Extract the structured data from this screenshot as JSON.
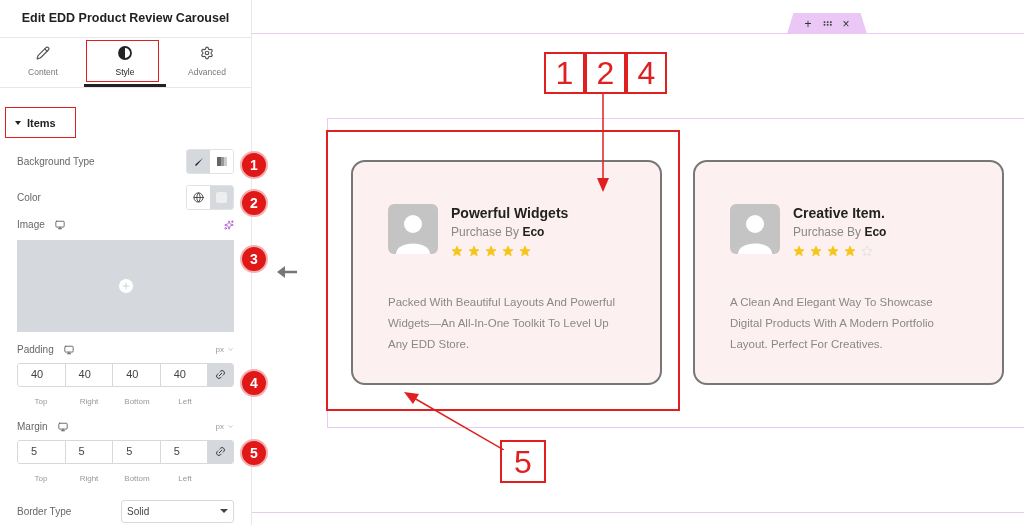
{
  "panel": {
    "title": "Edit EDD Product Review Carousel",
    "tabs": [
      {
        "label": "Content",
        "selected": false,
        "kind": "pencil"
      },
      {
        "label": "Style",
        "selected": true,
        "kind": "contrast"
      },
      {
        "label": "Advanced",
        "selected": false,
        "kind": "gear"
      }
    ],
    "section": {
      "label": "Items",
      "expanded": true
    },
    "background_type": {
      "label": "Background Type",
      "options": [
        {
          "kind": "solid",
          "selected": true
        },
        {
          "kind": "gradient",
          "selected": false
        }
      ]
    },
    "color": {
      "label": "Color"
    },
    "image": {
      "label": "Image"
    },
    "padding": {
      "label": "Padding",
      "unit": "px",
      "values": [
        {
          "value": "40",
          "label": "Top"
        },
        {
          "value": "40",
          "label": "Right"
        },
        {
          "value": "40",
          "label": "Bottom"
        },
        {
          "value": "40",
          "label": "Left"
        }
      ]
    },
    "margin": {
      "label": "Margin",
      "unit": "px",
      "values": [
        {
          "value": "5",
          "label": "Top"
        },
        {
          "value": "5",
          "label": "Right"
        },
        {
          "value": "5",
          "label": "Bottom"
        },
        {
          "value": "5",
          "label": "Left"
        }
      ]
    },
    "border_type": {
      "label": "Border Type",
      "value": "Solid"
    }
  },
  "canvas": {
    "toolbar": [
      "+",
      "×"
    ],
    "cards": [
      {
        "title": "Powerful Widgets",
        "purchase_label": "Purchase By",
        "buyer": "Eco",
        "stars": 5,
        "text_lines": [
          "Packed With Beautiful Layouts And Powerful",
          "Widgets—An All-In-One Toolkit To Level Up",
          "Any EDD Store."
        ]
      },
      {
        "title": "Creative Item.",
        "purchase_label": "Purchase By",
        "buyer": "Eco",
        "stars": 4,
        "text_lines": [
          "A Clean And Elegant Way To Showcase",
          "Digital Products With A Modern Portfolio",
          "Layout. Perfect For Creatives."
        ]
      }
    ]
  },
  "annotations": {
    "badges": [
      "1",
      "2",
      "3",
      "4",
      "5"
    ],
    "callouts": [
      "1",
      "2",
      "4"
    ],
    "bottom_callout": "5"
  }
}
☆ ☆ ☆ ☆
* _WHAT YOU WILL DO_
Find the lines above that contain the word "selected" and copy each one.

* _EXERCISE RESPONSE_
        "selected": false,
        "selected": true,
        "selected": false,
          "selected": true
          "selected": false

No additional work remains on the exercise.